▶ _The data_:
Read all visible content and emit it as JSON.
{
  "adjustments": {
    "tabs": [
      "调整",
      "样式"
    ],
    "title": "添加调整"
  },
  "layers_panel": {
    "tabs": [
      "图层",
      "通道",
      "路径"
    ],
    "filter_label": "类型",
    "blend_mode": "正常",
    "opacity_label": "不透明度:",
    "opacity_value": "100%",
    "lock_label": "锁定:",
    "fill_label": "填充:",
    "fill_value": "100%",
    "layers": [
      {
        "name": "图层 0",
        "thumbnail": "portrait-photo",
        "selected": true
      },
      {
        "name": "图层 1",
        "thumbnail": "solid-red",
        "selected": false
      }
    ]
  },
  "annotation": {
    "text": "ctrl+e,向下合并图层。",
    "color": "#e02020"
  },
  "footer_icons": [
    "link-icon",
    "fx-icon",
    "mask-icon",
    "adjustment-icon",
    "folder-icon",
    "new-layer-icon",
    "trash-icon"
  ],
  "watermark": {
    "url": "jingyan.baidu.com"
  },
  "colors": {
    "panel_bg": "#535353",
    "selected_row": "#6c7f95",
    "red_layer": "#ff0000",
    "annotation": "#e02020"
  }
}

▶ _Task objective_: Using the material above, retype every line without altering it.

▶ _Result for this task_:
Read all visible content and emit it as JSON.
{
  "adjustments": {
    "tabs": [
      "调整",
      "样式"
    ],
    "title": "添加调整"
  },
  "layers_panel": {
    "tabs": [
      "图层",
      "通道",
      "路径"
    ],
    "filter_label": "类型",
    "blend_mode": "正常",
    "opacity_label": "不透明度:",
    "opacity_value": "100%",
    "lock_label": "锁定:",
    "fill_label": "填充:",
    "fill_value": "100%",
    "layers": [
      {
        "name": "图层 0",
        "thumbnail": "portrait-photo",
        "selected": true
      },
      {
        "name": "图层 1",
        "thumbnail": "solid-red",
        "selected": false
      }
    ]
  },
  "annotation": {
    "text": "ctrl+e,向下合并图层。",
    "color": "#e02020"
  },
  "footer_icons": [
    "link-icon",
    "fx-icon",
    "mask-icon",
    "adjustment-icon",
    "folder-icon",
    "new-layer-icon",
    "trash-icon"
  ],
  "watermark": {
    "url": "jingyan.baidu.com"
  },
  "colors": {
    "panel_bg": "#535353",
    "selected_row": "#6c7f95",
    "red_layer": "#ff0000",
    "annotation": "#e02020"
  }
}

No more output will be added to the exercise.